On the auspicious occasion of the forthcoming 75thAnniversary in two months (September 17th), the author has pondered on how best he could appropriately commemorate the battle, and those who fought and gave their lives as an ultimate sacrifice. Most viewers over a span of time have discovered an article or two of personal interest, but may or may not have realized the full range of articles which have been written on the subject in this blog.
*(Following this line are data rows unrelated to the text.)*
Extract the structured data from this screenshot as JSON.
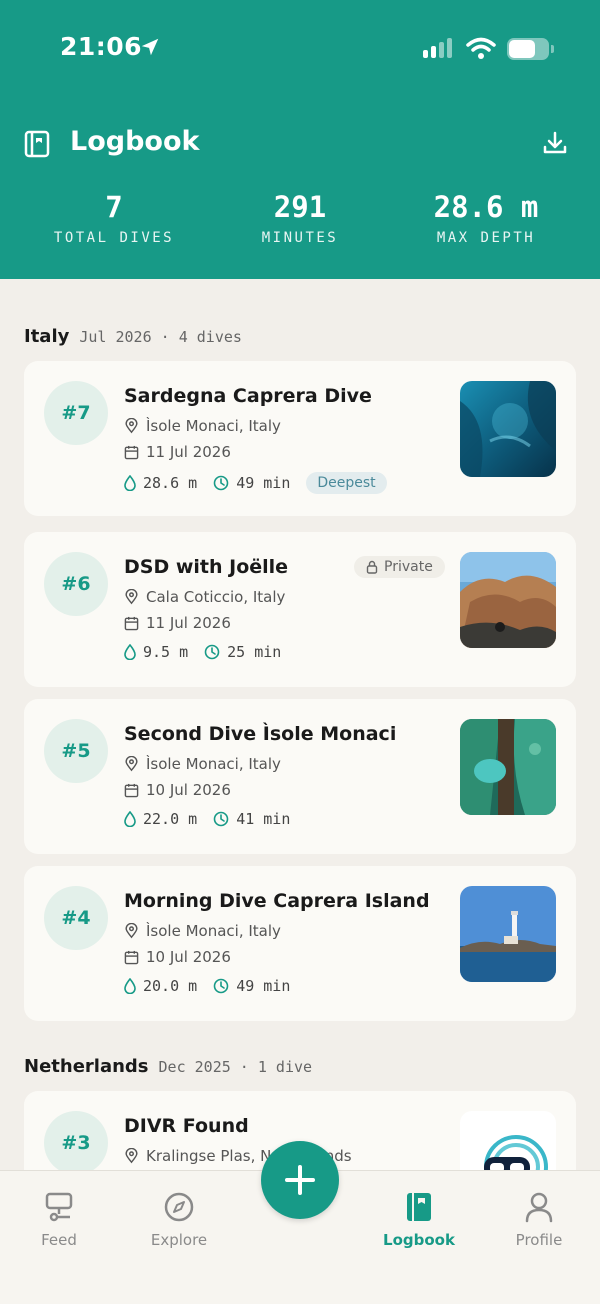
{
  "status_bar": {
    "time": "21:06"
  },
  "header": {
    "title": "Logbook",
    "icons": {
      "book": "logbook-icon",
      "download": "download-icon"
    },
    "stats": [
      {
        "value": "7",
        "label": "TOTAL DIVES"
      },
      {
        "value": "291",
        "label": "MINUTES"
      },
      {
        "value": "28.6 m",
        "label": "MAX DEPTH"
      }
    ]
  },
  "sections": [
    {
      "country": "Italy",
      "meta": "Jul 2026 · 4 dives",
      "dives": [
        {
          "number": "#7",
          "title": "Sardegna Caprera Dive",
          "location": "Ìsole Monaci, Italy",
          "date": "11 Jul 2026",
          "depth": "28.6 m",
          "duration": "49 min",
          "badge": "Deepest"
        },
        {
          "number": "#6",
          "title": "DSD with Joëlle",
          "location": "Cala Coticcio, Italy",
          "date": "11 Jul 2026",
          "depth": "9.5 m",
          "duration": "25 min",
          "badge": "Private"
        },
        {
          "number": "#5",
          "title": "Second Dive Ìsole Monaci",
          "location": "Ìsole Monaci, Italy",
          "date": "10 Jul 2026",
          "depth": "22.0 m",
          "duration": "41 min"
        },
        {
          "number": "#4",
          "title": "Morning Dive Caprera Island",
          "location": "Ìsole Monaci, Italy",
          "date": "10 Jul 2026",
          "depth": "20.0 m",
          "duration": "49 min"
        }
      ]
    },
    {
      "country": "Netherlands",
      "meta": "Dec 2025 · 1 dive",
      "dives": [
        {
          "number": "#3",
          "title": "DIVR Found",
          "location": "Kralingse Plas, Netherlands"
        }
      ]
    }
  ],
  "tabbar": {
    "tabs": [
      {
        "label": "Feed",
        "icon": "feed-icon"
      },
      {
        "label": "Explore",
        "icon": "compass-icon"
      },
      {
        "label": "Logbook",
        "icon": "logbook-icon",
        "active": true
      },
      {
        "label": "Profile",
        "icon": "profile-icon"
      }
    ],
    "fab_icon": "plus-icon"
  },
  "colors": {
    "primary": "#179a87",
    "background": "#f2efea",
    "card": "#fbfaf6"
  }
}
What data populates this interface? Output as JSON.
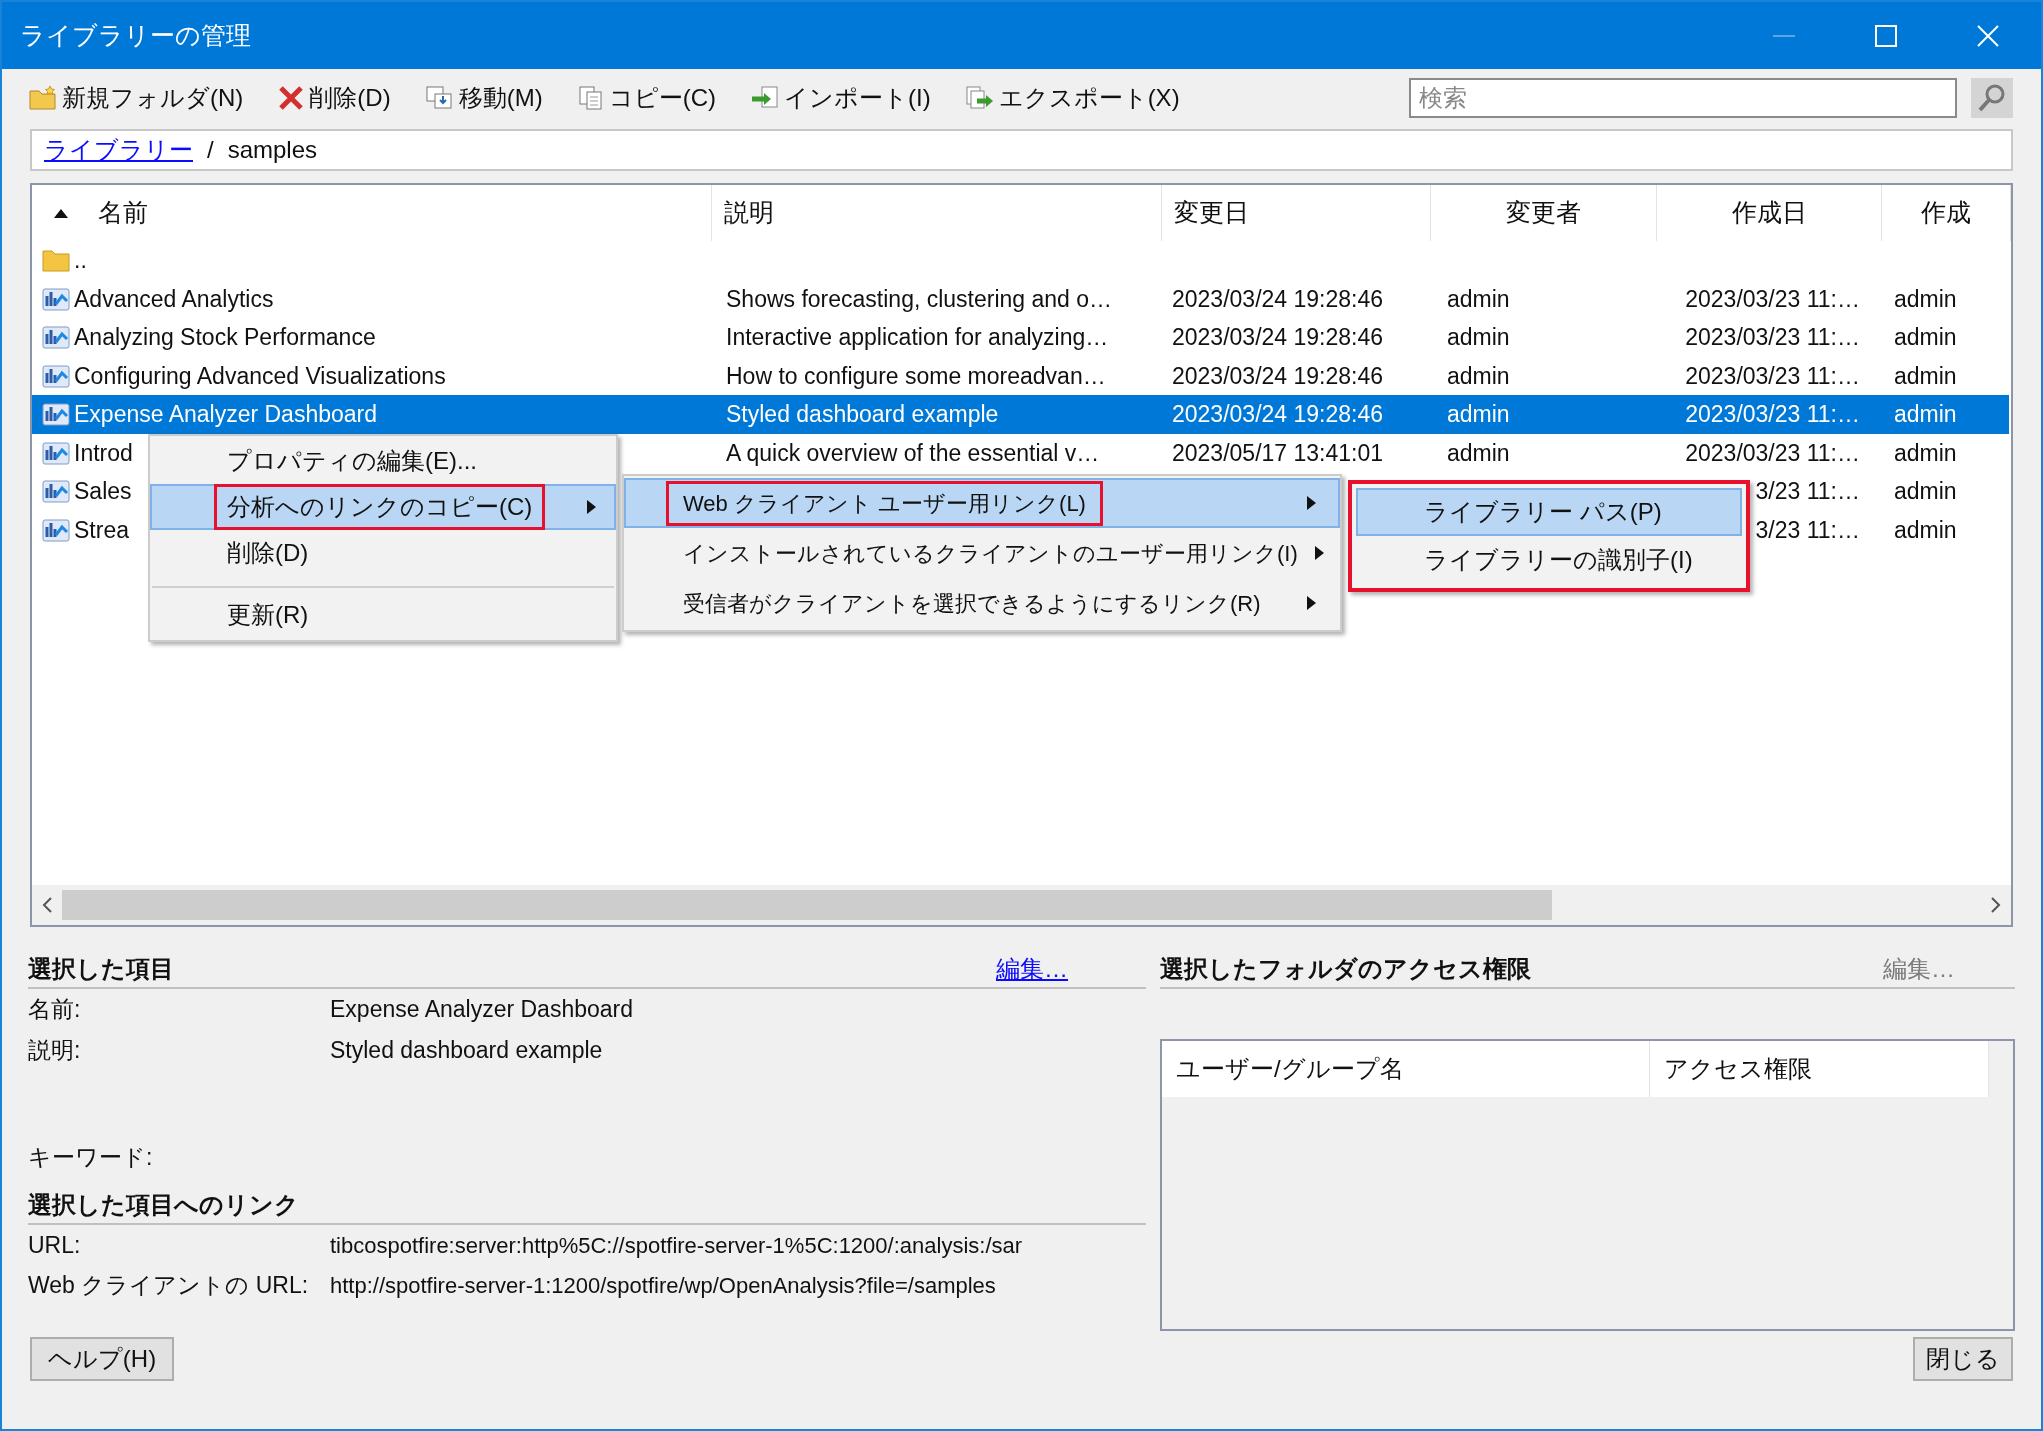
{
  "window": {
    "title": "ライブラリーの管理"
  },
  "toolbar": [
    {
      "label": "新規フォルダ(N)",
      "kind": "new-folder"
    },
    {
      "label": "削除(D)",
      "kind": "delete"
    },
    {
      "label": "移動(M)",
      "kind": "move"
    },
    {
      "label": "コピー(C)",
      "kind": "copy"
    },
    {
      "label": "インポート(I)",
      "kind": "import"
    },
    {
      "label": "エクスポート(X)",
      "kind": "export"
    }
  ],
  "search": {
    "placeholder": "検索"
  },
  "breadcrumb": [
    {
      "label": "ライブラリー",
      "kind": "link"
    },
    {
      "label": "/",
      "kind": "separator"
    },
    {
      "label": "samples",
      "kind": "current"
    }
  ],
  "table": {
    "columns": [
      {
        "label": "名前",
        "sorted": true
      },
      {
        "label": "説明",
        "sorted": false
      },
      {
        "label": "変更日",
        "sorted": false
      },
      {
        "label": "変更者",
        "sorted": false
      },
      {
        "label": "作成日",
        "sorted": false
      },
      {
        "label": "作成",
        "sorted": false
      }
    ],
    "rows": [
      {
        "kind": "parent",
        "name": "..",
        "selected": false
      },
      {
        "kind": "analysis",
        "name": "Advanced Analytics",
        "description": "Shows forecasting, clustering and o…",
        "modified": "2023/03/24 19:28:46",
        "modified_by": "admin",
        "created": "2023/03/23 11:…",
        "created_by": "admin",
        "selected": false
      },
      {
        "kind": "analysis",
        "name": "Analyzing Stock Performance",
        "description": "Interactive application for analyzing…",
        "modified": "2023/03/24 19:28:46",
        "modified_by": "admin",
        "created": "2023/03/23 11:…",
        "created_by": "admin",
        "selected": false
      },
      {
        "kind": "analysis",
        "name": "Configuring Advanced Visualizations",
        "description": "How to configure some moreadvan…",
        "modified": "2023/03/24 19:28:46",
        "modified_by": "admin",
        "created": "2023/03/23 11:…",
        "created_by": "admin",
        "selected": false
      },
      {
        "kind": "analysis",
        "name": "Expense Analyzer Dashboard",
        "description": "Styled dashboard example",
        "modified": "2023/03/24 19:28:46",
        "modified_by": "admin",
        "created": "2023/03/23 11:…",
        "created_by": "admin",
        "selected": true
      },
      {
        "kind": "analysis",
        "name": "Introd",
        "description": "A quick overview of the essential v…",
        "modified": "2023/05/17 13:41:01",
        "modified_by": "admin",
        "created": "2023/03/23 11:…",
        "created_by": "admin",
        "selected": false
      },
      {
        "kind": "analysis",
        "name": "Sales",
        "created": "3/23 11:…",
        "created_by": "admin",
        "selected": false
      },
      {
        "kind": "analysis",
        "name": "Strea",
        "created": "3/23 11:…",
        "created_by": "admin",
        "selected": false
      }
    ]
  },
  "context_menu": {
    "items": [
      {
        "label": "プロパティの編集(E)...",
        "selected": false,
        "annotated": false,
        "has_submenu": false,
        "separator_before": false
      },
      {
        "label": "分析へのリンクのコピー(C)",
        "selected": true,
        "annotated": true,
        "has_submenu": true,
        "separator_before": false
      },
      {
        "label": "削除(D)",
        "selected": false,
        "annotated": false,
        "has_submenu": false,
        "separator_before": false
      },
      {
        "label": "更新(R)",
        "selected": false,
        "annotated": false,
        "has_submenu": false,
        "separator_before": true
      }
    ]
  },
  "submenu": {
    "items": [
      {
        "label": "Web クライアント ユーザー用リンク(L)",
        "selected": true,
        "annotated": true,
        "has_submenu": true
      },
      {
        "label": "インストールされているクライアントのユーザー用リンク(I)",
        "selected": false,
        "annotated": false,
        "has_submenu": true
      },
      {
        "label": "受信者がクライアントを選択できるようにするリンク(R)",
        "selected": false,
        "annotated": false,
        "has_submenu": true
      }
    ]
  },
  "submenu_2": {
    "annotated": true,
    "items": [
      {
        "label": "ライブラリー パス(P)",
        "selected": true
      },
      {
        "label": "ライブラリーの識別子(I)",
        "selected": false
      }
    ]
  },
  "selected_item": {
    "title": "選択した項目",
    "edit_link": {
      "label": "編集…",
      "disabled": false
    },
    "fields": [
      {
        "label": "名前:",
        "value": "Expense Analyzer Dashboard",
        "kind": "single"
      },
      {
        "label": "説明:",
        "value": "Styled dashboard example",
        "kind": "multiline"
      },
      {
        "label": "キーワード:",
        "kind": "single"
      }
    ]
  },
  "links": {
    "title": "選択した項目へのリンク",
    "fields": [
      {
        "label": "URL:",
        "value": "tibcospotfire:server:http%5C://spotfire-server-1%5C:1200/:analysis:/sar"
      },
      {
        "label": "Web クライアントの URL:",
        "value": "http://spotfire-server-1:1200/spotfire/wp/OpenAnalysis?file=/samples"
      }
    ]
  },
  "access": {
    "title": "選択したフォルダのアクセス権限",
    "edit_link": {
      "label": "編集…",
      "disabled": true
    },
    "columns": [
      "ユーザー/グループ名",
      "アクセス権限"
    ]
  },
  "buttons": [
    {
      "label": "ヘルプ(H)"
    },
    {
      "label": "閉じる"
    }
  ]
}
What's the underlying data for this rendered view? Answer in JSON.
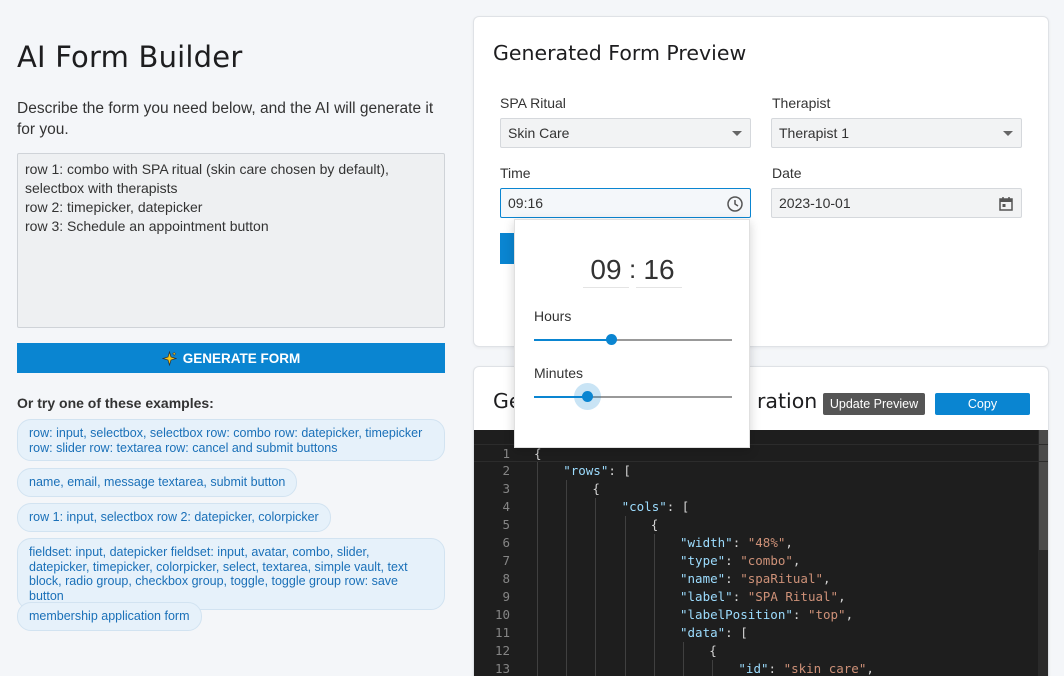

So, while expressing most sincere thanks to both past, current and future viewers of, followers, and contributors to the blog, the author would like to provide an anthology for their convenience.

Overall Planning for Operation Market-Garden

A Combat Veteran Recalls the Battle of Arnhem

Glider Operations at Operation Market-Garden

Intelligence at the Battle of Arnhem

Communications at the Battle of Arnhem

Logistics at the Battle of Arnhem

Airborne Artillery at the Battle of Arnhem

Small Arms and Equipment of a British Airborne Division circa 1944
http://arnhemjim.blogspot.com/2012/11/some-infantry-weapons-of-1st-airborne.html
http://arnhemjim.blogspot.com/2017/07/detailed-list-of-arms-and-equipment-of.html

Airborne Ground Transportation at the Battle of Arnhem

Movies about Operation Market-Garden and the Battle of Arnhem
http://arnhemjim.blogspot.com/2015/07/a-bridge-too-far-movie-casting-mirrors.html

Toy Soldiers and Miniatures commemorating Operation Market-Garden and the Battle of Arnhem
Past Commemoration of Operation Market-Garden and the Battle of Arnhem

Operation Market-Garden Then and Now; the Battle of Arnhem and Oosterbeek (September 17-25, 1944).